ACTIVITY
Restate, word for word, each record that follows.

★ ★ ★ ★

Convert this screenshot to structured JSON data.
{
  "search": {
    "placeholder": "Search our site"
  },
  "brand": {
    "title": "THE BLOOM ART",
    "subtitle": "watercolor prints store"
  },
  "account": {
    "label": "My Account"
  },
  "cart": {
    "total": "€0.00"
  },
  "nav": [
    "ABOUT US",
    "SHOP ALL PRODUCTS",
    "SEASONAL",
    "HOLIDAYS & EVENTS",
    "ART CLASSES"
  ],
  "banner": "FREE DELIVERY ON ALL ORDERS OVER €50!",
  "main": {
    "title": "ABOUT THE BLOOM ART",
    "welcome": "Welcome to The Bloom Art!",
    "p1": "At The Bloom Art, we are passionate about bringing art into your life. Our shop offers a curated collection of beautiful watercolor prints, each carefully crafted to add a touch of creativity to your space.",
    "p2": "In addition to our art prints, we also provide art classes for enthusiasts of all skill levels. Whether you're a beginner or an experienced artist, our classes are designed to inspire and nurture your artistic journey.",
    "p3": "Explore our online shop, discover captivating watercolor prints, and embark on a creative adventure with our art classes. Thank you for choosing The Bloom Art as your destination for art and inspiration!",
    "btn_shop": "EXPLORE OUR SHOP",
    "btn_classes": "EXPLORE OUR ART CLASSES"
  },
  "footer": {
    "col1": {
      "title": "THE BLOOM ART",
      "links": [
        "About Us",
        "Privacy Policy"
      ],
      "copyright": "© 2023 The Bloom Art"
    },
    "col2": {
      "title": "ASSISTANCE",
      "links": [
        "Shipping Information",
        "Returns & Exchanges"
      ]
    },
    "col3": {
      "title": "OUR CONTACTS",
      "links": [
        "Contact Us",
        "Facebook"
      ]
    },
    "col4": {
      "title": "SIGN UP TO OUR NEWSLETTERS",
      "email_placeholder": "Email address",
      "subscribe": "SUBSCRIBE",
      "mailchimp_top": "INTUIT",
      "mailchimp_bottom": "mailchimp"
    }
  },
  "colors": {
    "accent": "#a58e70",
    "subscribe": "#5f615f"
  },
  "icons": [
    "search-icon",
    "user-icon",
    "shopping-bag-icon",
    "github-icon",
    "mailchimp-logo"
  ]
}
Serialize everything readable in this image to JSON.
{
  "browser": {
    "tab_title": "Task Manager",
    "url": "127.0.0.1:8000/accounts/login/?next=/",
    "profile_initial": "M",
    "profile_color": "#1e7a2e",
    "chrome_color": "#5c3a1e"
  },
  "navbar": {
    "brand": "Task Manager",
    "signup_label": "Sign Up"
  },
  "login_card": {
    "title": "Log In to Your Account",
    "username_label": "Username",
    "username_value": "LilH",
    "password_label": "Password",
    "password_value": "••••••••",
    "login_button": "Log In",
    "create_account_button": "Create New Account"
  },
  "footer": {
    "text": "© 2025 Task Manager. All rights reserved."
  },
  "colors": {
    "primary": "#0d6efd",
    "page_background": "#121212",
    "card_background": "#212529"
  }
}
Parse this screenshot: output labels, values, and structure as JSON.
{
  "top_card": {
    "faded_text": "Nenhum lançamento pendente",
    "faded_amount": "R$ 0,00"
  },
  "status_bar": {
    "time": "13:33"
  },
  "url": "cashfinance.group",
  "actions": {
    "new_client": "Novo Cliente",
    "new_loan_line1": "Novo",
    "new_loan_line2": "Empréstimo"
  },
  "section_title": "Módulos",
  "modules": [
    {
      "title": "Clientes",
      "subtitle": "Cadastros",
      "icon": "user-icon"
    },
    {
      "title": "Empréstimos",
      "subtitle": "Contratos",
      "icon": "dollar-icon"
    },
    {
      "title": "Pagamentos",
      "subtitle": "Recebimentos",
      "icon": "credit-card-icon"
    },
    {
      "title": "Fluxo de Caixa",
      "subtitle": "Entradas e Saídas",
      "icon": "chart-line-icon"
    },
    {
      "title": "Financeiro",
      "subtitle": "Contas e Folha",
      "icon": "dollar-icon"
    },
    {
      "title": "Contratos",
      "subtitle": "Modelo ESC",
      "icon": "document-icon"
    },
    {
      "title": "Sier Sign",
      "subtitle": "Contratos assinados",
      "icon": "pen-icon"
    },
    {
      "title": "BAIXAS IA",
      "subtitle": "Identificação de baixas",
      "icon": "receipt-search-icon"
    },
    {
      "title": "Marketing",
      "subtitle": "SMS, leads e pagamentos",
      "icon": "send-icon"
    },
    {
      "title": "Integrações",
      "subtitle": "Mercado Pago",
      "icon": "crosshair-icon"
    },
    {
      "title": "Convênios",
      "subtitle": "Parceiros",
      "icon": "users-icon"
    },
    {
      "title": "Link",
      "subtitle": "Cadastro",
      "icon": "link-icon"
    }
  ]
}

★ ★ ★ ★

SOLUTION TO THIS EXERCISE
Convert this screenshot to structured JSON data.
{
  "search": {
    "placeholder": "Search our site"
  },
  "brand": {
    "title": "THE BLOOM ART",
    "subtitle": "watercolor prints store"
  },
  "account": {
    "label": "My Account"
  },
  "cart": {
    "total": "€0.00"
  },
  "nav": [
    "ABOUT US",
    "SHOP ALL PRODUCTS",
    "SEASONAL",
    "HOLIDAYS & EVENTS",
    "ART CLASSES"
  ],
  "banner": "FREE DELIVERY ON ALL ORDERS OVER €50!",
  "main": {
    "title": "ABOUT THE BLOOM ART",
    "welcome": "Welcome to The Bloom Art!",
    "p1": "At The Bloom Art, we are passionate about bringing art into your life. Our shop offers a curated collection of beautiful watercolor prints, each carefully crafted to add a touch of creativity to your space.",
    "p2": "In addition to our art prints, we also provide art classes for enthusiasts of all skill levels. Whether you're a beginner or an experienced artist, our classes are designed to inspire and nurture your artistic journey.",
    "p3": "Explore our online shop, discover captivating watercolor prints, and embark on a creative adventure with our art classes. Thank you for choosing The Bloom Art as your destination for art and inspiration!",
    "btn_shop": "EXPLORE OUR SHOP",
    "btn_classes": "EXPLORE OUR ART CLASSES"
  },
  "footer": {
    "col1": {
      "title": "THE BLOOM ART",
      "links": [
        "About Us",
        "Privacy Policy"
      ],
      "copyright": "© 2023 The Bloom Art"
    },
    "col2": {
      "title": "ASSISTANCE",
      "links": [
        "Shipping Information",
        "Returns & Exchanges"
      ]
    },
    "col3": {
      "title": "OUR CONTACTS",
      "links": [
        "Contact Us",
        "Facebook"
      ]
    },
    "col4": {
      "title": "SIGN UP TO OUR NEWSLETTERS",
      "email_placeholder": "Email address",
      "subscribe": "SUBSCRIBE",
      "mailchimp_top": "INTUIT",
      "mailchimp_bottom": "mailchimp"
    }
  },
  "colors": {
    "accent": "#a58e70",
    "subscribe": "#5f615f"
  },
  "icons": [
    "search-icon",
    "user-icon",
    "shopping-bag-icon",
    "github-icon",
    "mailchimp-logo"
  ]
}
Serialize everything readable in this image to JSON.
{
  "browser": {
    "tab_title": "Task Manager",
    "url": "127.0.0.1:8000/accounts/login/?next=/",
    "profile_initial": "M",
    "profile_color": "#1e7a2e",
    "chrome_color": "#5c3a1e"
  },
  "navbar": {
    "brand": "Task Manager",
    "signup_label": "Sign Up"
  },
  "login_card": {
    "title": "Log In to Your Account",
    "username_label": "Username",
    "username_value": "LilH",
    "password_label": "Password",
    "password_value": "••••••••",
    "login_button": "Log In",
    "create_account_button": "Create New Account"
  },
  "footer": {
    "text": "© 2025 Task Manager. All rights reserved."
  },
  "colors": {
    "primary": "#0d6efd",
    "page_background": "#121212",
    "card_background": "#212529"
  }
}
Parse this screenshot: output labels, values, and structure as JSON.
{
  "top_card": {
    "faded_text": "Nenhum lançamento pendente",
    "faded_amount": "R$ 0,00"
  },
  "status_bar": {
    "time": "13:33"
  },
  "url": "cashfinance.group",
  "actions": {
    "new_client": "Novo Cliente",
    "new_loan_line1": "Novo",
    "new_loan_line2": "Empréstimo"
  },
  "section_title": "Módulos",
  "modules": [
    {
      "title": "Clientes",
      "subtitle": "Cadastros",
      "icon": "user-icon"
    },
    {
      "title": "Empréstimos",
      "subtitle": "Contratos",
      "icon": "dollar-icon"
    },
    {
      "title": "Pagamentos",
      "subtitle": "Recebimentos",
      "icon": "credit-card-icon"
    },
    {
      "title": "Fluxo de Caixa",
      "subtitle": "Entradas e Saídas",
      "icon": "chart-line-icon"
    },
    {
      "title": "Financeiro",
      "subtitle": "Contas e Folha",
      "icon": "dollar-icon"
    },
    {
      "title": "Contratos",
      "subtitle": "Modelo ESC",
      "icon": "document-icon"
    },
    {
      "title": "Sier Sign",
      "subtitle": "Contratos assinados",
      "icon": "pen-icon"
    },
    {
      "title": "BAIXAS IA",
      "subtitle": "Identificação de baixas",
      "icon": "receipt-search-icon"
    },
    {
      "title": "Marketing",
      "subtitle": "SMS, leads e pagamentos",
      "icon": "send-icon"
    },
    {
      "title": "Integrações",
      "subtitle": "Mercado Pago",
      "icon": "crosshair-icon"
    },
    {
      "title": "Convênios",
      "subtitle": "Parceiros",
      "icon": "users-icon"
    },
    {
      "title": "Link",
      "subtitle": "Cadastro",
      "icon": "link-icon"
    }
  ]
}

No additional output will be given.